Turkey’s Akbank targeted by hackers, faces up to $4 mln liability Hackers targeted Turkish lender Akbank in a cyber attack on the SWIFT global money transfer system, the bank said, adding it faced a liability of up to $4 million from the incident but no customer information was compromised.

It was not immediately clear how much, if any, money had been stolen. The bank did not immediately respond to a Reuters request to clarify whether any funds had been stolen.

Banks are facing an escalating threat to their systems as hackers have become more sophisticated, Reuters reported this week. Attacks targeting the system have succeeded in stealing funds since February’s heist of $81 million from the Bangladesh central bank.

In an emailed statement, Akbank said it had been targeted in a SWIFT attack on Dec. 8.

It said it had immediately taken preventive measures and informed authorities and its systems were working properly. There was no security breach or loss affecting its customers, it said.

“This has no impact on Akbank’s operations or financials. The maximum risk Akbank would face is $4 million,” it said, adding that any potential losses would be covered by insurance.

In a statement, SWIFT said it did not comment on individual entities, adding: “We have no indication that our network and core messaging services have been compromised”.

SWIFT is a Belgium-based co-operative owned by its user banks, which include both central banks and commercial banks. It handles trillions of dollars in fund transfers daily, and is considered the backbone of international banking.

Founded in 1973, SWIFT operates a secure messaging network that has been considered reliable for four decades. But recent attacks underscore how its central role in global finance also presents a systemic risk.

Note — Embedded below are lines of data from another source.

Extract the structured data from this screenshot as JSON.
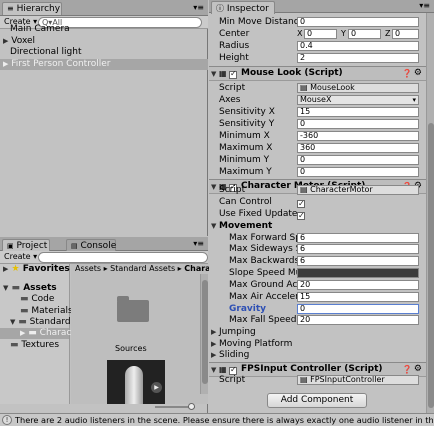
{
  "hierarchy": {
    "tab_label": "Hierarchy",
    "create_label": "Create",
    "search_prefix": "Q▾All",
    "items": [
      {
        "label": "Main Camera",
        "selected": false,
        "expandable": false
      },
      {
        "label": "Voxel",
        "selected": false,
        "expandable": true
      },
      {
        "label": "Directional light",
        "selected": false,
        "expandable": false
      },
      {
        "label": "First Person Controller",
        "selected": true,
        "expandable": true
      }
    ]
  },
  "project": {
    "tab_label": "Project",
    "console_tab_label": "Console",
    "create_label": "Create",
    "favorites_label": "Favorites",
    "assets_label": "Assets",
    "tree": [
      "Code",
      "Materials",
      "Standard A",
      "Characte",
      "Textures"
    ],
    "breadcrumb": [
      "Assets",
      "Standard Assets",
      "Chara"
    ],
    "folder_label": "Sources"
  },
  "inspector": {
    "tab_label": "Inspector",
    "top_rows": [
      {
        "label": "Min Move Distance",
        "value": "0"
      },
      {
        "label": "Radius",
        "value": "0.4"
      },
      {
        "label": "Height",
        "value": "2"
      }
    ],
    "center": {
      "label": "Center",
      "x": "0",
      "y": "0",
      "z": "0"
    },
    "mouse_look": {
      "title": "Mouse Look (Script)",
      "script_label": "Script",
      "script_value": "MouseLook",
      "axes_label": "Axes",
      "axes_value": "MouseX",
      "rows": [
        {
          "label": "Sensitivity X",
          "value": "15"
        },
        {
          "label": "Sensitivity Y",
          "value": "0"
        },
        {
          "label": "Minimum X",
          "value": "-360"
        },
        {
          "label": "Maximum X",
          "value": "360"
        },
        {
          "label": "Minimum Y",
          "value": "0"
        },
        {
          "label": "Maximum Y",
          "value": "0"
        }
      ]
    },
    "character_motor": {
      "title": "Character Motor (Script)",
      "script_label": "Script",
      "script_value": "CharacterMotor",
      "can_control": "Can Control",
      "use_fixed_update": "Use Fixed Update",
      "movement_label": "Movement",
      "movement_rows": [
        {
          "label": "Max Forward Spe",
          "value": "6"
        },
        {
          "label": "Max Sideways Spe",
          "value": "6"
        },
        {
          "label": "Max Backwards S",
          "value": "6"
        },
        {
          "label": "Slope Speed Multi",
          "value": ""
        },
        {
          "label": "Max Ground Accel",
          "value": "20"
        },
        {
          "label": "Max Air Accelerati",
          "value": "15"
        },
        {
          "label": "Gravity",
          "value": "0"
        },
        {
          "label": "Max Fall Speed",
          "value": "20"
        }
      ],
      "foldouts": [
        "Jumping",
        "Moving Platform",
        "Sliding"
      ]
    },
    "fps_input": {
      "title": "FPSInput Controller (Script)",
      "script_label": "Script",
      "script_value": "FPSInputController"
    },
    "add_component_label": "Add Component"
  },
  "status_bar": {
    "message": "There are 2 audio listeners in the scene. Please ensure there is always exactly one audio listener in the scene."
  },
  "colors": {
    "panel_bg": "#c2c2c2",
    "selection": "#a6a6a6",
    "gravity_label": "#2e50b4",
    "slope_field": "#3a3a3a"
  }
}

Recent thefts and attempted thefts have involved criminals sending fraudulent SWIFT payment instructions after gaining access to a bank’s SWIFT interface, either by hacking or with the co-operation of local bank staff.

In February, hackers used stolen Bangladesh Bank credentials to send SWIFT messages requesting the transfer of nearly $1 billion from its correspondent account at the New York Federal Reserve. The hackers succeeded in transferring $81 million to four accounts in Manila.